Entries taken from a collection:
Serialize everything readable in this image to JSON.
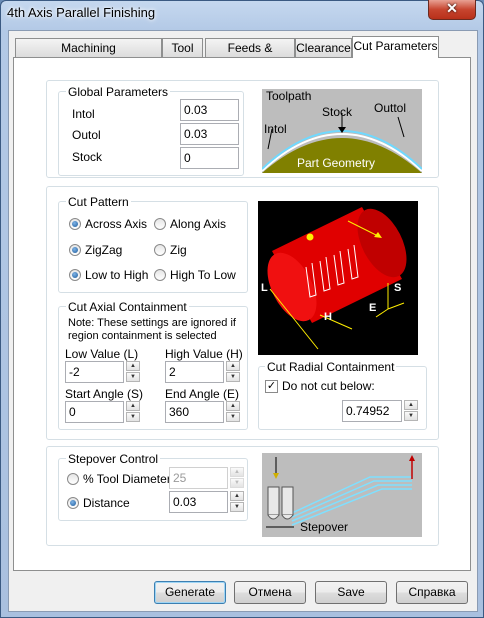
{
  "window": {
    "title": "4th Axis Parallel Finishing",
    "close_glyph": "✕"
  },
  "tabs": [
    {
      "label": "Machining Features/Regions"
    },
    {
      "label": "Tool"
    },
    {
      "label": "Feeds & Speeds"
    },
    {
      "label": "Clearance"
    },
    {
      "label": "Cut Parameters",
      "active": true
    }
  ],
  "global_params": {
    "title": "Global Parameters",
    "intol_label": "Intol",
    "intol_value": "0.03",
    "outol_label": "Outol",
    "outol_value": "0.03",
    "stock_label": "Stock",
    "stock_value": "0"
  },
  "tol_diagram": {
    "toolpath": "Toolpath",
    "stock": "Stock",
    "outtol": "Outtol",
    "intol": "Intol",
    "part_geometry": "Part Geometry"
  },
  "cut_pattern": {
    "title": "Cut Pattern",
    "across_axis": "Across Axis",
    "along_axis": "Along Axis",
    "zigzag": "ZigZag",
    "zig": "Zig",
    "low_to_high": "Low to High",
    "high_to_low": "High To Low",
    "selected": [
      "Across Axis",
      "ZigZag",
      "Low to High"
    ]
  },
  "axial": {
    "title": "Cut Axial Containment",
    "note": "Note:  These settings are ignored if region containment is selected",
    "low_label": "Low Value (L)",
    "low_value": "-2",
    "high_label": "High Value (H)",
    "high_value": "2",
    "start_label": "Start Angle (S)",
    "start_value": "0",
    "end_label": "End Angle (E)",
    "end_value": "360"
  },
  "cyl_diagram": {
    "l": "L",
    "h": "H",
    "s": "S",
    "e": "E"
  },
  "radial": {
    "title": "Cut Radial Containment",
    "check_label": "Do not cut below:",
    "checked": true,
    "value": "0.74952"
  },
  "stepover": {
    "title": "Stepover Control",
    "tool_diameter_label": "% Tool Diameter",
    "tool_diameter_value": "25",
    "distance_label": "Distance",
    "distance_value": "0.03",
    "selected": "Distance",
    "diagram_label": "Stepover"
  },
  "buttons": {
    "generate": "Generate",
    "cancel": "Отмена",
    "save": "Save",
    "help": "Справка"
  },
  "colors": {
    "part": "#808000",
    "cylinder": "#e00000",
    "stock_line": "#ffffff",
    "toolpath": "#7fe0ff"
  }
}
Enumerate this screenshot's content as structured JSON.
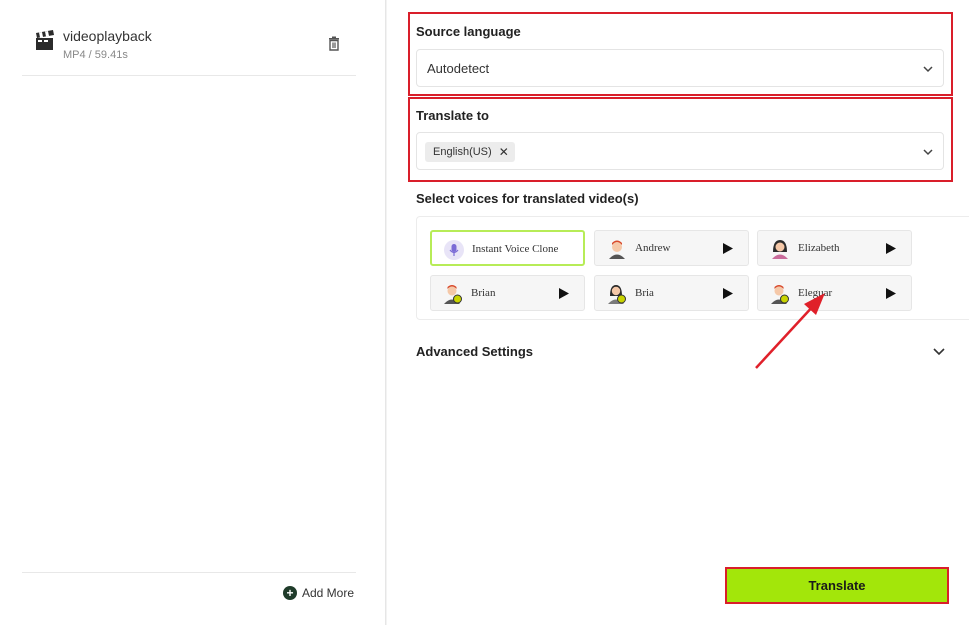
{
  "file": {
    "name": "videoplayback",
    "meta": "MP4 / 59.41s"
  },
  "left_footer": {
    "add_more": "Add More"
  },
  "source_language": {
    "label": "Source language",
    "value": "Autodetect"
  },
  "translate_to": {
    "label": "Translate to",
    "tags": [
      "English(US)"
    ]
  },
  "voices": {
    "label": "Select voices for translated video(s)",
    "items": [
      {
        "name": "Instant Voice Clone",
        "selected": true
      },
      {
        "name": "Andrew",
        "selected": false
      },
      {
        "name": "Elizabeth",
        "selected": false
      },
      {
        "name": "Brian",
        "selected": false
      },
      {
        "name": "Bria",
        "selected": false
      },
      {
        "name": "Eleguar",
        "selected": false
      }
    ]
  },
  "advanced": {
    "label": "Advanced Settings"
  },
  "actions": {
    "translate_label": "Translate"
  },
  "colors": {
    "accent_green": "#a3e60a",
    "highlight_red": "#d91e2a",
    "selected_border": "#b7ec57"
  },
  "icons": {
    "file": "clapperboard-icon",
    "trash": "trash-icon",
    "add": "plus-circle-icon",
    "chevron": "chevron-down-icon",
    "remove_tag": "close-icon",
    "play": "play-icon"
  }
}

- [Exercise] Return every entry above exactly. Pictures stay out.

- [Task solution]
Serialize everything readable in this image to JSON.
{
  "window": {
    "title": "4th Axis Parallel Finishing",
    "close_glyph": "✕"
  },
  "tabs": [
    {
      "label": "Machining Features/Regions"
    },
    {
      "label": "Tool"
    },
    {
      "label": "Feeds & Speeds"
    },
    {
      "label": "Clearance"
    },
    {
      "label": "Cut Parameters",
      "active": true
    }
  ],
  "global_params": {
    "title": "Global Parameters",
    "intol_label": "Intol",
    "intol_value": "0.03",
    "outol_label": "Outol",
    "outol_value": "0.03",
    "stock_label": "Stock",
    "stock_value": "0"
  },
  "tol_diagram": {
    "toolpath": "Toolpath",
    "stock": "Stock",
    "outtol": "Outtol",
    "intol": "Intol",
    "part_geometry": "Part Geometry"
  },
  "cut_pattern": {
    "title": "Cut Pattern",
    "across_axis": "Across Axis",
    "along_axis": "Along Axis",
    "zigzag": "ZigZag",
    "zig": "Zig",
    "low_to_high": "Low to High",
    "high_to_low": "High To Low",
    "selected": [
      "Across Axis",
      "ZigZag",
      "Low to High"
    ]
  },
  "axial": {
    "title": "Cut Axial Containment",
    "note": "Note:  These settings are ignored if region containment is selected",
    "low_label": "Low Value (L)",
    "low_value": "-2",
    "high_label": "High Value (H)",
    "high_value": "2",
    "start_label": "Start Angle (S)",
    "start_value": "0",
    "end_label": "End Angle (E)",
    "end_value": "360"
  },
  "cyl_diagram": {
    "l": "L",
    "h": "H",
    "s": "S",
    "e": "E"
  },
  "radial": {
    "title": "Cut Radial Containment",
    "check_label": "Do not cut below:",
    "checked": true,
    "value": "0.74952"
  },
  "stepover": {
    "title": "Stepover Control",
    "tool_diameter_label": "% Tool Diameter",
    "tool_diameter_value": "25",
    "distance_label": "Distance",
    "distance_value": "0.03",
    "selected": "Distance",
    "diagram_label": "Stepover"
  },
  "buttons": {
    "generate": "Generate",
    "cancel": "Отмена",
    "save": "Save",
    "help": "Справка"
  },
  "colors": {
    "part": "#808000",
    "cylinder": "#e00000",
    "stock_line": "#ffffff",
    "toolpath": "#7fe0ff"
  }
}
Enumerate this screenshot's content as structured JSON.
{
  "file": {
    "name": "videoplayback",
    "meta": "MP4 / 59.41s"
  },
  "left_footer": {
    "add_more": "Add More"
  },
  "source_language": {
    "label": "Source language",
    "value": "Autodetect"
  },
  "translate_to": {
    "label": "Translate to",
    "tags": [
      "English(US)"
    ]
  },
  "voices": {
    "label": "Select voices for translated video(s)",
    "items": [
      {
        "name": "Instant Voice Clone",
        "selected": true
      },
      {
        "name": "Andrew",
        "selected": false
      },
      {
        "name": "Elizabeth",
        "selected": false
      },
      {
        "name": "Brian",
        "selected": false
      },
      {
        "name": "Bria",
        "selected": false
      },
      {
        "name": "Eleguar",
        "selected": false
      }
    ]
  },
  "advanced": {
    "label": "Advanced Settings"
  },
  "actions": {
    "translate_label": "Translate"
  },
  "colors": {
    "accent_green": "#a3e60a",
    "highlight_red": "#d91e2a",
    "selected_border": "#b7ec57"
  },
  "icons": {
    "file": "clapperboard-icon",
    "trash": "trash-icon",
    "add": "plus-circle-icon",
    "chevron": "chevron-down-icon",
    "remove_tag": "close-icon",
    "play": "play-icon"
  }
}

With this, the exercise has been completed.